──────── Data provided
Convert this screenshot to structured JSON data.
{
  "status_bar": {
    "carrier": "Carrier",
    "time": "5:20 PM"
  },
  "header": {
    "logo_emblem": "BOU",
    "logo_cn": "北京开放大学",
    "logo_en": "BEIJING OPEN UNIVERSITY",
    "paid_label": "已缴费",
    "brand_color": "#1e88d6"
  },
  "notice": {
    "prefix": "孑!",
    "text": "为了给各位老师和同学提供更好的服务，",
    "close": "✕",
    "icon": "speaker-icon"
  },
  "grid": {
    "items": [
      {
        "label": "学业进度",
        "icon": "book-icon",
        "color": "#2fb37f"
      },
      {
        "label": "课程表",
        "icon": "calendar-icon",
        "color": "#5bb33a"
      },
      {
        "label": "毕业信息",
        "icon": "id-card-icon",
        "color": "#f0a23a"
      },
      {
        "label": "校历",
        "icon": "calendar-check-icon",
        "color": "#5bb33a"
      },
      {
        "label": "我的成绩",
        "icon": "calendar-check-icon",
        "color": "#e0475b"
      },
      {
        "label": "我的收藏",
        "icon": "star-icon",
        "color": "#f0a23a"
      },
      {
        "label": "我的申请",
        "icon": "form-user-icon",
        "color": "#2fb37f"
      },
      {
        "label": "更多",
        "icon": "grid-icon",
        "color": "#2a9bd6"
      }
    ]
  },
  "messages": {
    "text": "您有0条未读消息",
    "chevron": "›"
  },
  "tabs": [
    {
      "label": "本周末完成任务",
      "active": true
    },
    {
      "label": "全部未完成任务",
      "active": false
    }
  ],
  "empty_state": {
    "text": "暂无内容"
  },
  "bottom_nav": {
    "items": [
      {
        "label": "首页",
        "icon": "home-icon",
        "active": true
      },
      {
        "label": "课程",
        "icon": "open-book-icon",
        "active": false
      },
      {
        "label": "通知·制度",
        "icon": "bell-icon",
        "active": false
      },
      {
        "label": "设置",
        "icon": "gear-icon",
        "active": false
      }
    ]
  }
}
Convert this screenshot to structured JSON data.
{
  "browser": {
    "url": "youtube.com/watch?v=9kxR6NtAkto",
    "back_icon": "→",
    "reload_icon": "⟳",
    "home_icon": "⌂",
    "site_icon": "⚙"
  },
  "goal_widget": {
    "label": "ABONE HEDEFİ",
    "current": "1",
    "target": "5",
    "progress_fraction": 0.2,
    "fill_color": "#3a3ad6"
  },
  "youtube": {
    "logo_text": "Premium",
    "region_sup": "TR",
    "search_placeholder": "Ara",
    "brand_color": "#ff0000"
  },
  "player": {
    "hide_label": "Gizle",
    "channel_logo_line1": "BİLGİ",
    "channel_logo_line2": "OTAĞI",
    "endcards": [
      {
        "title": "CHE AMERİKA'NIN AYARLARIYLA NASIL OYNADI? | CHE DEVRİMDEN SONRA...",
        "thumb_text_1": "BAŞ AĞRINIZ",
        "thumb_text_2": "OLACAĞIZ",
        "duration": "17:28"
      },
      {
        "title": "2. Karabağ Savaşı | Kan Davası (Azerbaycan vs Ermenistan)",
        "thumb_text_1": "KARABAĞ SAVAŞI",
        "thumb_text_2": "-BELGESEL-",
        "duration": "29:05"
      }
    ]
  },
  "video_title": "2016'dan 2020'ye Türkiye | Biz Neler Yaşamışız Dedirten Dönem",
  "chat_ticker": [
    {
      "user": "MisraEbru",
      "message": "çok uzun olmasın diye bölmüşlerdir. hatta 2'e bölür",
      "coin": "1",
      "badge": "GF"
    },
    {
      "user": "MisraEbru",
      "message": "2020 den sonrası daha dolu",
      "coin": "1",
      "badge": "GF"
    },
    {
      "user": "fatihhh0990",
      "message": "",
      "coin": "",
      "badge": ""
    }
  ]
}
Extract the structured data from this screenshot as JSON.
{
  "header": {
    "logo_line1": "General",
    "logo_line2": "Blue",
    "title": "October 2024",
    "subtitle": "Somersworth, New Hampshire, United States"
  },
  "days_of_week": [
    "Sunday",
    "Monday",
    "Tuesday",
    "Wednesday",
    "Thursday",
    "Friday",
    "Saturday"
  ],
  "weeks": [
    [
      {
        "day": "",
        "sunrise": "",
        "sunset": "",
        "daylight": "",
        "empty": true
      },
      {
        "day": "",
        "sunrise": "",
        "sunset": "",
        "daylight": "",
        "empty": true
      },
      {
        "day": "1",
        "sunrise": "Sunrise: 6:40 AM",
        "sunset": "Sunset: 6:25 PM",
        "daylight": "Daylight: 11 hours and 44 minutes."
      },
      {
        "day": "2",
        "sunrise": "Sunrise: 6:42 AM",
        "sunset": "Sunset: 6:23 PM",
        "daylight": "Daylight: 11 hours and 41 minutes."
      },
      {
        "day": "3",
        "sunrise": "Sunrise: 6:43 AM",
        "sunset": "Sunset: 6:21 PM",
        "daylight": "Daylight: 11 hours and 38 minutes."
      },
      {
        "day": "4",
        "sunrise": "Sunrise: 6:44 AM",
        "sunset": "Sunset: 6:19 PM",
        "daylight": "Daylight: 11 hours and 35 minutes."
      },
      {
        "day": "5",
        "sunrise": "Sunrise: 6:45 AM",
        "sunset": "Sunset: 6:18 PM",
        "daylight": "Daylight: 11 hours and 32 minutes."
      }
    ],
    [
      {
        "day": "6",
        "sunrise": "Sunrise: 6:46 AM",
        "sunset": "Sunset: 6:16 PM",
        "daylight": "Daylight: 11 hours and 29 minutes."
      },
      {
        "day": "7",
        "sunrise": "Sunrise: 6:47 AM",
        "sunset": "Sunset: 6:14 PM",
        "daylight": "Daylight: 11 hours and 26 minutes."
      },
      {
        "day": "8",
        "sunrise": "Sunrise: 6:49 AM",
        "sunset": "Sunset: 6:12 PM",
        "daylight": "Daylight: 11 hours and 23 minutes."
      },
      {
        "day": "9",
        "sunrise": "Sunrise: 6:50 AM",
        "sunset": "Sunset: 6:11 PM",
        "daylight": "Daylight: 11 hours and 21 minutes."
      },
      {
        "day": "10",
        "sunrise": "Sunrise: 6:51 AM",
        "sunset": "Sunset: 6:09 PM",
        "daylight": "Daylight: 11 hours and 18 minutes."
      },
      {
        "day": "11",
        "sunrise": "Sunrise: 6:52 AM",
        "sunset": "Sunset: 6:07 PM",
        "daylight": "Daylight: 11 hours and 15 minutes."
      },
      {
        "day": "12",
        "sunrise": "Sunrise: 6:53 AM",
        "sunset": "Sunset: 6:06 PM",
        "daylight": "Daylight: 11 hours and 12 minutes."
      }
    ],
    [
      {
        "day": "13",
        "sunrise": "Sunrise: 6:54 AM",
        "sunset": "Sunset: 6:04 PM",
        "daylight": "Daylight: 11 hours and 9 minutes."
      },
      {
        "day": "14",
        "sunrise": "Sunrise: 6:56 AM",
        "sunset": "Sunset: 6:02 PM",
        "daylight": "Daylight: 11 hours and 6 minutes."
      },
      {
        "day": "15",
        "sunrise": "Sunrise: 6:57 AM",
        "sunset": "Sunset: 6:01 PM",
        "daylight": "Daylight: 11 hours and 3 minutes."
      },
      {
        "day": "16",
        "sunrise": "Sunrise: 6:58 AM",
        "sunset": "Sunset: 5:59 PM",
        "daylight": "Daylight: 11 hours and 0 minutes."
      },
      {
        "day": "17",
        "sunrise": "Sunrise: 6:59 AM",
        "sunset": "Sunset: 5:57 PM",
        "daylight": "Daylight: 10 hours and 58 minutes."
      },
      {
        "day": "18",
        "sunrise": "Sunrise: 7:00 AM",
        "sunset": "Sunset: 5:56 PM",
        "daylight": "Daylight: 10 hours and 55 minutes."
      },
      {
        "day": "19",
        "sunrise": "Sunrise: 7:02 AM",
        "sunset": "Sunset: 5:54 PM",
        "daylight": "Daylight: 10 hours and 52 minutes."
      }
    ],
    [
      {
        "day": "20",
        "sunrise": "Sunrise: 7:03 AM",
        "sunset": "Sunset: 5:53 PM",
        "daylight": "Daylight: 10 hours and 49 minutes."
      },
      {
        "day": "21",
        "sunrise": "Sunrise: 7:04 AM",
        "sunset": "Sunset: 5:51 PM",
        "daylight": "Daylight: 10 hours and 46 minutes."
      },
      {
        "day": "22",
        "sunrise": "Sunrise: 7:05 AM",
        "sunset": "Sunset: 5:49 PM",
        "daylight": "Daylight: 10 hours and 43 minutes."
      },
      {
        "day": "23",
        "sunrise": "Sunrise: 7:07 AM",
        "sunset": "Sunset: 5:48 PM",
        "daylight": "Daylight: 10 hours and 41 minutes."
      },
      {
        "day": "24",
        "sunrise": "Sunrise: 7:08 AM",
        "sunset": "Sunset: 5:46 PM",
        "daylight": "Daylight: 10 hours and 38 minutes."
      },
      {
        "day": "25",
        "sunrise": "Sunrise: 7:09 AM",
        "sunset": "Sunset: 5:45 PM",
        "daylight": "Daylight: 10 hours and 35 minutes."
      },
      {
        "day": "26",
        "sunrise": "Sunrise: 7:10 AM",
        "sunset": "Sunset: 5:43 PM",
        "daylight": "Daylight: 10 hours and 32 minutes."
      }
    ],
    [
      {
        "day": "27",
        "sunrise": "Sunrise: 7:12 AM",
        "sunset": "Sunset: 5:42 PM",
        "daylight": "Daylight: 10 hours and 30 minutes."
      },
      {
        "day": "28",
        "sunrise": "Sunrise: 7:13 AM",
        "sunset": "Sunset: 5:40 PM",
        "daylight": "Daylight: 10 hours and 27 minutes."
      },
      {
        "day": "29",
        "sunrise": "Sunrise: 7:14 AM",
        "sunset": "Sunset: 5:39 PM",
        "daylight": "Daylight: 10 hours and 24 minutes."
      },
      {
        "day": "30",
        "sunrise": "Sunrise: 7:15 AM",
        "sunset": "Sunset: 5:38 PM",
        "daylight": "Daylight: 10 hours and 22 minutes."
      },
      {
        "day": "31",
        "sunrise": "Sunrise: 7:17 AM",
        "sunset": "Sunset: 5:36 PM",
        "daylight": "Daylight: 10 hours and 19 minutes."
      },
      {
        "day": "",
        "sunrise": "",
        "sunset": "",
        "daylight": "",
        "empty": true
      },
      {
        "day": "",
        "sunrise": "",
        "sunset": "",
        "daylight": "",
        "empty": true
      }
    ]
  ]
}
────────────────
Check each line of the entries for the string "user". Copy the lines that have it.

        "icon": "form-user-icon",
      "user": "MisraEbru",
      "user": "MisraEbru",
      "user": "fatihhh0990",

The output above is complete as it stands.